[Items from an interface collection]

···

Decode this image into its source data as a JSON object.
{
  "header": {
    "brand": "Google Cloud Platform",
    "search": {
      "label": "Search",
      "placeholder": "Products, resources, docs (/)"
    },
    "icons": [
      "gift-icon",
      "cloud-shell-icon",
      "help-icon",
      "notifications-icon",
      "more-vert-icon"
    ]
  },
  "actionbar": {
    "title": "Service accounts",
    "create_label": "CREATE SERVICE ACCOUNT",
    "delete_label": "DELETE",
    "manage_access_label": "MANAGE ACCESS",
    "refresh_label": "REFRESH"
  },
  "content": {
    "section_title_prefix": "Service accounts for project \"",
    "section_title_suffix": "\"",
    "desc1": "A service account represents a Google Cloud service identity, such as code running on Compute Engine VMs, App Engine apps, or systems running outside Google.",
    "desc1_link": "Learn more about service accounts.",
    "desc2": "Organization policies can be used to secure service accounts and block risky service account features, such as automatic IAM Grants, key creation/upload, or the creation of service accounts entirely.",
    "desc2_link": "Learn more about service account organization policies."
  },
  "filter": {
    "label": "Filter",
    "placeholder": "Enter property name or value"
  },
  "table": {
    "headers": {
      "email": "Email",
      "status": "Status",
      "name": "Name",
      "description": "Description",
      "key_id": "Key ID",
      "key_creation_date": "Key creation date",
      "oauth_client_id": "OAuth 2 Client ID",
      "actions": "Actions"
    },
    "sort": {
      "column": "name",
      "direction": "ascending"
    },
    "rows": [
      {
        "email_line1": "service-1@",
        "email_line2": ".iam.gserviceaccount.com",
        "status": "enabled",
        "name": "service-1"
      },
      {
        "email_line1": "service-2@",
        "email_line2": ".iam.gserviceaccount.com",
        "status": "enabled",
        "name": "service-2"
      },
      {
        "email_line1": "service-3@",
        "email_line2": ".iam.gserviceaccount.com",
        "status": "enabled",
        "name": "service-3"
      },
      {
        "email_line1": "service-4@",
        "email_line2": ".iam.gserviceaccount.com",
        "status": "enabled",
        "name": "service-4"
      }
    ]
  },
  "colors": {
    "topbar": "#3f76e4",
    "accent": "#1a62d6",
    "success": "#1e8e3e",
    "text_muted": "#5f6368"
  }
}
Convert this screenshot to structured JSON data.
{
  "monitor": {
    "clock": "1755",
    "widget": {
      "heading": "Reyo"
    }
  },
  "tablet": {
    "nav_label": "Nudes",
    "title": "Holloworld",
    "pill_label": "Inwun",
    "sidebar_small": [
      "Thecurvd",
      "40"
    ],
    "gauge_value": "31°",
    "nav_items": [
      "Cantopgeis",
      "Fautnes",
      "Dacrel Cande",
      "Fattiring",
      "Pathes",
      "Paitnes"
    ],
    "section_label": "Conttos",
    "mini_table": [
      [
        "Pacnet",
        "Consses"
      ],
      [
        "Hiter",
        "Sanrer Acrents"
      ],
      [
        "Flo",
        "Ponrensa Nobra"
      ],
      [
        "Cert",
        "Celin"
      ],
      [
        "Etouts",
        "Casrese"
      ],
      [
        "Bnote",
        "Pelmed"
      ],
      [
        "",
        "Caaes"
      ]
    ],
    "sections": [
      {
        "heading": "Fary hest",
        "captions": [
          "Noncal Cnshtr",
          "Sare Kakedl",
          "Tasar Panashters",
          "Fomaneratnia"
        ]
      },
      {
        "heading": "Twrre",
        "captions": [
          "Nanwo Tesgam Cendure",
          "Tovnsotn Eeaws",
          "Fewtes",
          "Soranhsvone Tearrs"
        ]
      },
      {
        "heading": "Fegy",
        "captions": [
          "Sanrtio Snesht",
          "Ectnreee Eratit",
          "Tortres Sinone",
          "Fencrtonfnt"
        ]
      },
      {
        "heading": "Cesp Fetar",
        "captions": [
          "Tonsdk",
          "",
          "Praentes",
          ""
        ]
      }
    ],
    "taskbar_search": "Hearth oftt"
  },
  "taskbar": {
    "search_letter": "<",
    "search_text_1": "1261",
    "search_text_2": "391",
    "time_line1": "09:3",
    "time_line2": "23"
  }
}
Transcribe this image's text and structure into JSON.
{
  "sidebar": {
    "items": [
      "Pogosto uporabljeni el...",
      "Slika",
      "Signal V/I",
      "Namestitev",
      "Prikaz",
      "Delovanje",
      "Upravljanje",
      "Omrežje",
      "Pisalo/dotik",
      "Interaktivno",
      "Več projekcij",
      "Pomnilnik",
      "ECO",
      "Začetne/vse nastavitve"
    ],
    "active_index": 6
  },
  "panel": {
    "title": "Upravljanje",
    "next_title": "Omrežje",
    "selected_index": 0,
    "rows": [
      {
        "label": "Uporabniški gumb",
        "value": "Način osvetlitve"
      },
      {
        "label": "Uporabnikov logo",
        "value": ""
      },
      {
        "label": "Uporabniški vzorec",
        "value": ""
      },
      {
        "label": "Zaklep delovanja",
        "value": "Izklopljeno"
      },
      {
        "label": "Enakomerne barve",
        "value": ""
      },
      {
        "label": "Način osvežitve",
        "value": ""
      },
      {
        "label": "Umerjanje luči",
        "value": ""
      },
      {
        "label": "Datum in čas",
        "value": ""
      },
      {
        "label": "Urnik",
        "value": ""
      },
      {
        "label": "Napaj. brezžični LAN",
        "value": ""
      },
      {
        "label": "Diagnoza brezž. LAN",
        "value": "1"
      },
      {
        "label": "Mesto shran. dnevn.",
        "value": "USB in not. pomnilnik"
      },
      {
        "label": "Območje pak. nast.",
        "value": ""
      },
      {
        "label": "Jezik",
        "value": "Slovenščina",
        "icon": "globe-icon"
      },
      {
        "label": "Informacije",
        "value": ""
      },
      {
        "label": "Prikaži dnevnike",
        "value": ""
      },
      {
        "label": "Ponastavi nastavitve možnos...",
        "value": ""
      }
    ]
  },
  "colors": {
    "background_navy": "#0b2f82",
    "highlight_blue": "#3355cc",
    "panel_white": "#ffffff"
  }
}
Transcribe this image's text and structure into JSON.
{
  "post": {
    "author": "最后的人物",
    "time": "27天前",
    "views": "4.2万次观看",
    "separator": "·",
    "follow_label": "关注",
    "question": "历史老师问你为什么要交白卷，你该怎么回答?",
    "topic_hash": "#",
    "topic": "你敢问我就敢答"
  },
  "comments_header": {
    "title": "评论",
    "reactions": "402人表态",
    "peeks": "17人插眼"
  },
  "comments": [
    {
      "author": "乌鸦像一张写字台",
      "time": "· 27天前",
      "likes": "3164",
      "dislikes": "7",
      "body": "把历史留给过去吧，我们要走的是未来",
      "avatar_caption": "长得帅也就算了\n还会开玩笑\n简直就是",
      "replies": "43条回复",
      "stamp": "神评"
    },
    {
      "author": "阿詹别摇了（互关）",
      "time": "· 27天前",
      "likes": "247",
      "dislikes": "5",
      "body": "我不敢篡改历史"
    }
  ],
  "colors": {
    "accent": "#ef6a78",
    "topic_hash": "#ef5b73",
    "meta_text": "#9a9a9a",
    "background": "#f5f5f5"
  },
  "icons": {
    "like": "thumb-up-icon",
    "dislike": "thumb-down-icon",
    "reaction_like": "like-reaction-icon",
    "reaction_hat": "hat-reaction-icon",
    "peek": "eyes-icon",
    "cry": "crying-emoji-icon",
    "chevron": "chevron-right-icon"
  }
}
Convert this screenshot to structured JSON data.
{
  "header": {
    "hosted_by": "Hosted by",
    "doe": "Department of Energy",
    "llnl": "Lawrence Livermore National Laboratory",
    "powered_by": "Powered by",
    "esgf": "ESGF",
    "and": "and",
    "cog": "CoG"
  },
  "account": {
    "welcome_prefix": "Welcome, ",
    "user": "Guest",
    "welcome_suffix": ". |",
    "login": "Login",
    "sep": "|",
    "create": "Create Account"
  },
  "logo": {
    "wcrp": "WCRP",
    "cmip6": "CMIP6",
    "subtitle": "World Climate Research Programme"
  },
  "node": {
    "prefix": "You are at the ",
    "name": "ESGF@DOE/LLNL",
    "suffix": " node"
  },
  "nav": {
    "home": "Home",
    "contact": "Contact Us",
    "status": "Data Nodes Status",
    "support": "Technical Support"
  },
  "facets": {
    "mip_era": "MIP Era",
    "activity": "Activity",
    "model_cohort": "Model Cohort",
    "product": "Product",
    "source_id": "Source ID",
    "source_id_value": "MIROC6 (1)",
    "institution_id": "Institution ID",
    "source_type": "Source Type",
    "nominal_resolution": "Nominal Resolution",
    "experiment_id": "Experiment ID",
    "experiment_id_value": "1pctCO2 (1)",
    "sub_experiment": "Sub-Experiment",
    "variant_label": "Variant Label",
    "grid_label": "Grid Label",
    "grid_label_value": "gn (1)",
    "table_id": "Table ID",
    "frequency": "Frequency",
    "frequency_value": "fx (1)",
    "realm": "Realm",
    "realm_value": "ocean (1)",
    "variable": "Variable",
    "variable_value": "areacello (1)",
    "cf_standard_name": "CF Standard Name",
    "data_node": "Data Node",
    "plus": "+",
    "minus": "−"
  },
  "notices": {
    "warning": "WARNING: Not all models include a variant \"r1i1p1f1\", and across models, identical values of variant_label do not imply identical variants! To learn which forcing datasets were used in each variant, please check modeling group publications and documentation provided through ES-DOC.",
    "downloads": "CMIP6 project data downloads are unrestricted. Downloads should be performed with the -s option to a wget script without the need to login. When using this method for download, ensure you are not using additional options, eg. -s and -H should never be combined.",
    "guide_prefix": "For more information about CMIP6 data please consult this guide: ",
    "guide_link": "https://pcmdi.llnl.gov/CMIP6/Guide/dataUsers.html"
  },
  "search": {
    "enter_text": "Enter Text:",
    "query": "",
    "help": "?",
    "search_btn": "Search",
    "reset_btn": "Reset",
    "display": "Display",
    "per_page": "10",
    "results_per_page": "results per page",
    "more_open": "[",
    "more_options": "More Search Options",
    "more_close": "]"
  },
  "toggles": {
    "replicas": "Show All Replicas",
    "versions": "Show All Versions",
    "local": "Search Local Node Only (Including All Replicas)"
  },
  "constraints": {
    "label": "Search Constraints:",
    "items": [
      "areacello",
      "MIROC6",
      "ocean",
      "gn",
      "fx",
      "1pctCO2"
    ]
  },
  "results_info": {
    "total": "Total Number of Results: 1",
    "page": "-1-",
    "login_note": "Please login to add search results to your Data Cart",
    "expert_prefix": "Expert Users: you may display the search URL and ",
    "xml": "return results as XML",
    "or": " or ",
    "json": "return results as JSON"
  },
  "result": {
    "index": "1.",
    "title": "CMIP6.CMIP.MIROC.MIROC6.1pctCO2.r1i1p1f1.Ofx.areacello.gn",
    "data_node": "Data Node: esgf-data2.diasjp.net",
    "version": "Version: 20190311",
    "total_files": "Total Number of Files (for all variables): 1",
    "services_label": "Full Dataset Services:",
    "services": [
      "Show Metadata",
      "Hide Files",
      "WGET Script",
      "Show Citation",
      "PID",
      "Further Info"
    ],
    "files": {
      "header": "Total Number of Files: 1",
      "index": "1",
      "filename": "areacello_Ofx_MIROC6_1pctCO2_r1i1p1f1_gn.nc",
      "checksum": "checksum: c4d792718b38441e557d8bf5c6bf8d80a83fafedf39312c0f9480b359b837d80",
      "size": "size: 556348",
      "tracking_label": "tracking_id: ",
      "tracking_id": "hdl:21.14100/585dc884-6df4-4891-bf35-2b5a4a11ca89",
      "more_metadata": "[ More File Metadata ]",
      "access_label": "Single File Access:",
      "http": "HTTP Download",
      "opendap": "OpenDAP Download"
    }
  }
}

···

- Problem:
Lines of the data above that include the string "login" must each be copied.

- Result for this task:
    "login": "Login",
    "downloads": "CMIP6 project data downloads are unrestricted. Downloads should be performed with the -s option to a wget script without the need to login. When using this method for download, ensure you are not using additional options, eg. -s and -H should never be combined.",
    "login_note": "Please login to add search results to your Data Cart",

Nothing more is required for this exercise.